# [Your assignment]
From the records that follow, copy every line that contains the word "this".

# [Excerpts from a dataset]
+===+

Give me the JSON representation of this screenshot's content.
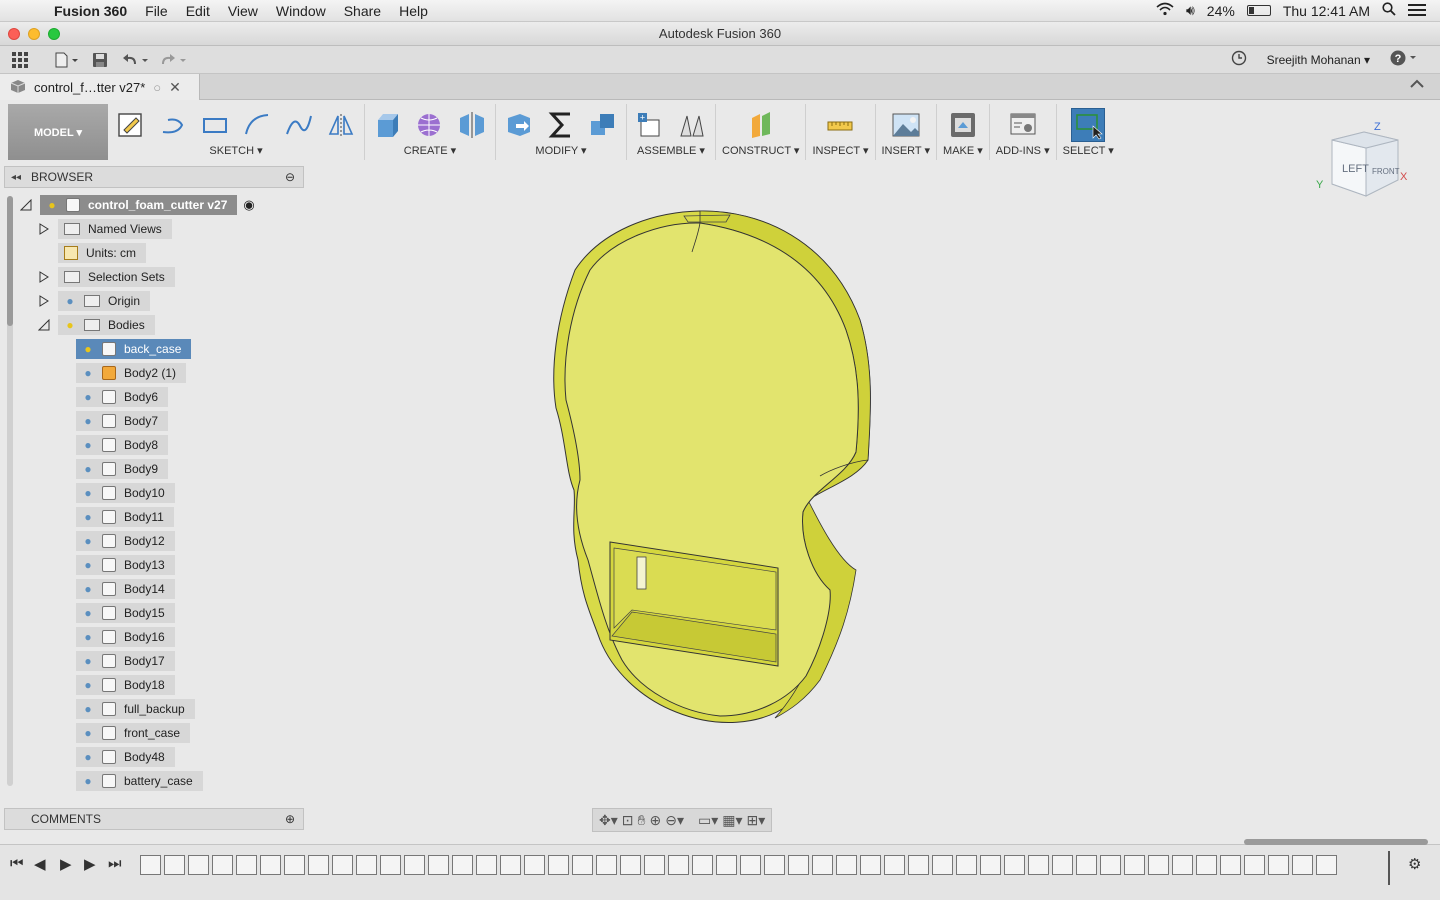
{
  "menubar": {
    "app_name": "Fusion 360",
    "menus": [
      "File",
      "Edit",
      "View",
      "Window",
      "Share",
      "Help"
    ],
    "battery": "24%",
    "clock": "Thu 12:41 AM"
  },
  "window": {
    "title": "Autodesk Fusion 360"
  },
  "toolbar": {
    "user": "Sreejith Mohanan ▾"
  },
  "tab": {
    "doc_name": "control_f…tter v27*"
  },
  "ribbon": {
    "mode": "MODEL ▾",
    "groups": [
      {
        "label": "SKETCH ▾"
      },
      {
        "label": "CREATE ▾"
      },
      {
        "label": "MODIFY ▾"
      },
      {
        "label": "ASSEMBLE ▾"
      },
      {
        "label": "CONSTRUCT ▾"
      },
      {
        "label": "INSPECT ▾"
      },
      {
        "label": "INSERT ▾"
      },
      {
        "label": "MAKE ▾"
      },
      {
        "label": "ADD-INS ▾"
      },
      {
        "label": "SELECT ▾"
      }
    ]
  },
  "browser": {
    "title": "BROWSER",
    "root": "control_foam_cutter v27",
    "named_views": "Named Views",
    "units": "Units: cm",
    "selection_sets": "Selection Sets",
    "origin": "Origin",
    "bodies": "Bodies",
    "body_items": [
      "back_case",
      "Body2 (1)",
      "Body6",
      "Body7",
      "Body8",
      "Body9",
      "Body10",
      "Body11",
      "Body12",
      "Body13",
      "Body14",
      "Body15",
      "Body16",
      "Body17",
      "Body18",
      "full_backup",
      "front_case",
      "Body48",
      "battery_case"
    ]
  },
  "comments": {
    "title": "COMMENTS"
  },
  "viewcube": {
    "left": "LEFT",
    "front": "FRONT",
    "z": "Z",
    "y": "Y",
    "x": "X"
  },
  "colors": {
    "model": "#dfe26a",
    "selected": "#5a89b9",
    "accent": "#3d7db8"
  }
}
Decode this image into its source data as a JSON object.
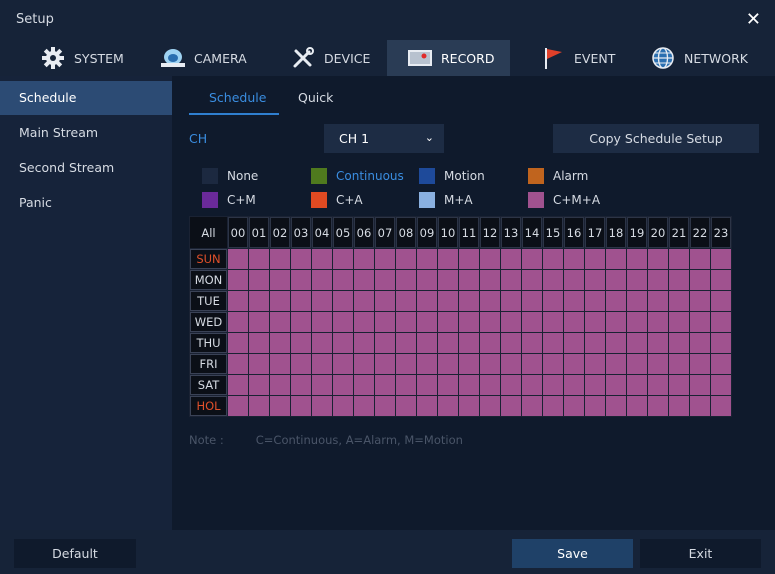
{
  "window": {
    "title": "Setup",
    "close": "✕"
  },
  "tabs": [
    {
      "label": "SYSTEM",
      "icon": "gear-icon"
    },
    {
      "label": "CAMERA",
      "icon": "camera-icon"
    },
    {
      "label": "DEVICE",
      "icon": "tools-icon"
    },
    {
      "label": "RECORD",
      "icon": "record-icon",
      "active": true
    },
    {
      "label": "EVENT",
      "icon": "flag-icon"
    },
    {
      "label": "NETWORK",
      "icon": "globe-icon"
    }
  ],
  "sidebar": {
    "items": [
      {
        "label": "Schedule",
        "active": true
      },
      {
        "label": "Main Stream"
      },
      {
        "label": "Second Stream"
      },
      {
        "label": "Panic"
      }
    ]
  },
  "subtabs": [
    {
      "label": "Schedule",
      "active": true
    },
    {
      "label": "Quick"
    }
  ],
  "channel": {
    "label": "CH",
    "value": "CH 1"
  },
  "copy_button": "Copy Schedule Setup",
  "legend": [
    {
      "label": "None",
      "color": "#1c2940"
    },
    {
      "label": "Continuous",
      "color": "#4f7a1e"
    },
    {
      "label": "Motion",
      "color": "#1e4a9a"
    },
    {
      "label": "Alarm",
      "color": "#c0641e"
    },
    {
      "label": "C+M",
      "color": "#6a2a9a"
    },
    {
      "label": "C+A",
      "color": "#e04a22"
    },
    {
      "label": "M+A",
      "color": "#8ab0e0"
    },
    {
      "label": "C+M+A",
      "color": "#a0528f"
    }
  ],
  "grid": {
    "all_label": "All",
    "hours": [
      "00",
      "01",
      "02",
      "03",
      "04",
      "05",
      "06",
      "07",
      "08",
      "09",
      "10",
      "11",
      "12",
      "13",
      "14",
      "15",
      "16",
      "17",
      "18",
      "19",
      "20",
      "21",
      "22",
      "23"
    ],
    "days": [
      "SUN",
      "MON",
      "TUE",
      "WED",
      "THU",
      "FRI",
      "SAT",
      "HOL"
    ],
    "cell_mode": "C+M+A"
  },
  "note": {
    "label": "Note :",
    "text": "C=Continuous, A=Alarm, M=Motion"
  },
  "footer": {
    "default": "Default",
    "save": "Save",
    "exit": "Exit"
  }
}
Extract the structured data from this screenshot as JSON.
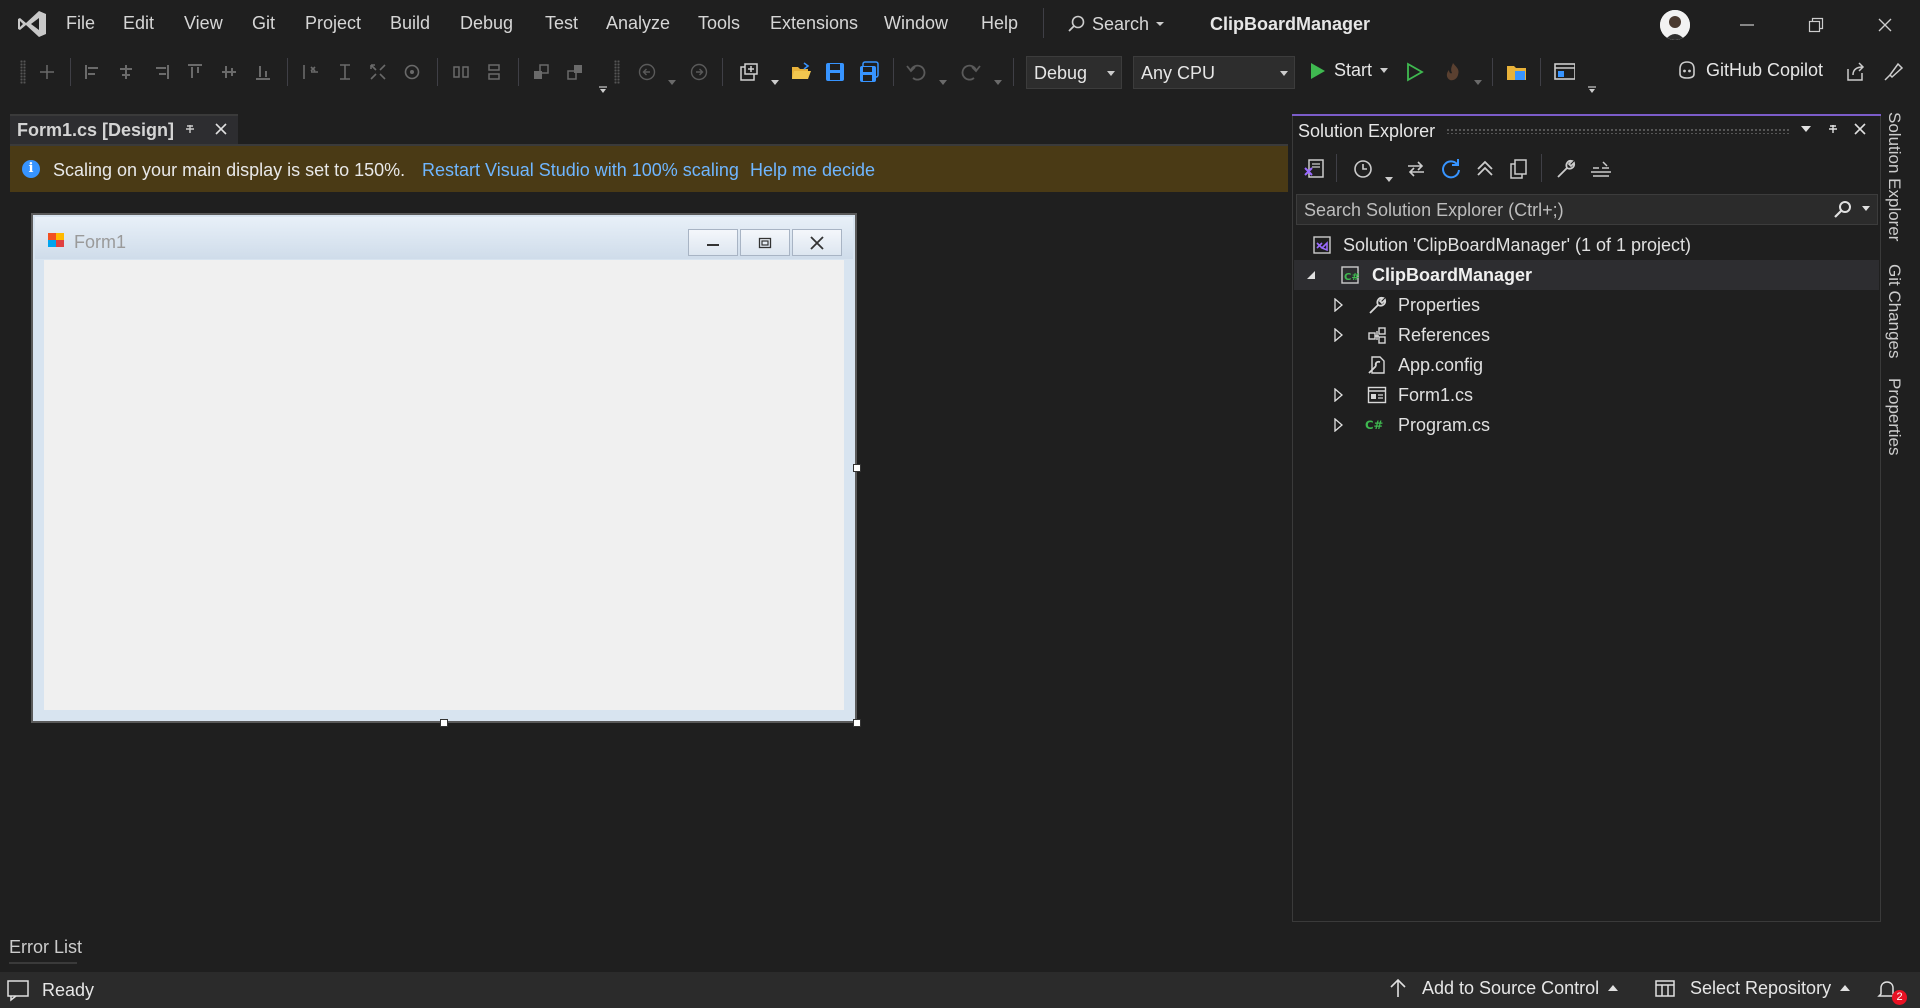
{
  "menu": {
    "items": [
      "File",
      "Edit",
      "View",
      "Git",
      "Project",
      "Build",
      "Debug",
      "Test",
      "Analyze",
      "Tools",
      "Extensions",
      "Window",
      "Help"
    ],
    "search_label": "Search",
    "app_title": "ClipBoardManager"
  },
  "toolbar": {
    "config": "Debug",
    "platform": "Any CPU",
    "start_label": "Start",
    "copilot_label": "GitHub Copilot"
  },
  "document": {
    "tab_label": "Form1.cs [Design]"
  },
  "infobar": {
    "message": "Scaling on your main display is set to 150%.",
    "restart_link": "Restart Visual Studio with 100% scaling",
    "help_link": "Help me decide"
  },
  "designer": {
    "form_title": "Form1"
  },
  "solution_explorer": {
    "title": "Solution Explorer",
    "search_placeholder": "Search Solution Explorer (Ctrl+;)",
    "solution_label": "Solution 'ClipBoardManager' (1 of 1 project)",
    "project_label": "ClipBoardManager",
    "items": [
      {
        "label": "Properties",
        "icon": "wrench-icon",
        "expandable": true
      },
      {
        "label": "References",
        "icon": "references-icon",
        "expandable": true
      },
      {
        "label": "App.config",
        "icon": "config-file-icon",
        "expandable": false
      },
      {
        "label": "Form1.cs",
        "icon": "form-icon",
        "expandable": true
      },
      {
        "label": "Program.cs",
        "icon": "csharp-file-icon",
        "expandable": true
      }
    ]
  },
  "side_tabs": [
    "Solution Explorer",
    "Git Changes",
    "Properties"
  ],
  "bottom": {
    "error_list": "Error List"
  },
  "status": {
    "ready": "Ready",
    "add_source_control": "Add to Source Control",
    "select_repository": "Select Repository",
    "notification_count": "2"
  },
  "colors": {
    "accent_purple": "#7b5cc9",
    "info_link": "#6fb6ff",
    "infobar_bg": "#4a3a15",
    "start_green": "#3fb950"
  }
}
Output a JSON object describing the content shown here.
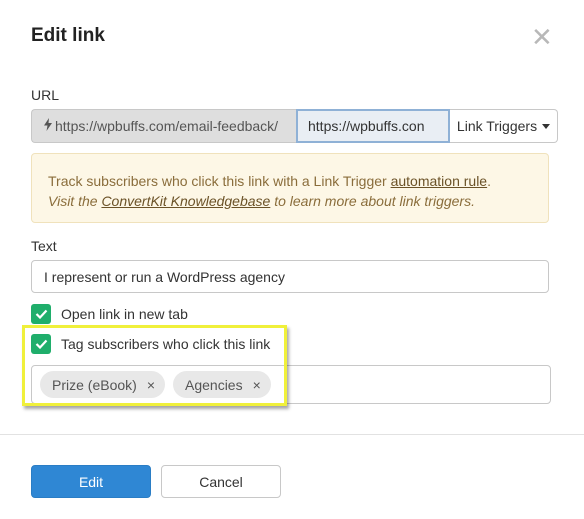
{
  "dialog": {
    "title": "Edit link",
    "close_icon": "close-icon"
  },
  "url": {
    "label": "URL",
    "prefix_icon": "bolt-icon",
    "prefix_text": "https://wpbuffs.com/email-feedback/",
    "input_value": "https://wpbuffs.con",
    "triggers_label": "Link Triggers"
  },
  "notice": {
    "line1_text": "Track subscribers who click this link with a Link Trigger ",
    "line1_link": "automation rule",
    "line1_end": ".",
    "line2_text": "Visit the ",
    "line2_link": "ConvertKit Knowledgebase",
    "line2_end": " to learn more about link triggers."
  },
  "text": {
    "label": "Text",
    "value": "I represent or run a WordPress agency"
  },
  "options": {
    "open_new_tab": {
      "label": "Open link in new tab",
      "checked": true
    },
    "tag_subscribers": {
      "label": "Tag subscribers who click this link",
      "checked": true
    }
  },
  "tags": [
    {
      "label": "Prize (eBook)",
      "remove": "×"
    },
    {
      "label": "Agencies",
      "remove": "×"
    }
  ],
  "footer": {
    "edit_label": "Edit",
    "cancel_label": "Cancel"
  },
  "colors": {
    "primary": "#2f87d4",
    "checkbox": "#1fae6b",
    "highlight": "#f0f03a",
    "notice_bg": "#fdf7e6",
    "notice_text": "#8a6d3b"
  }
}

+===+

# [Written solution]
Give me the JSON representation of this screenshot's content.
Decode this image into its source data as a JSON object.
Extract the structured data from this screenshot as JSON.
    "line1_text": "Track subscribers who click this link with a Link Trigger ",
      "label": "Tag subscribers who click this link",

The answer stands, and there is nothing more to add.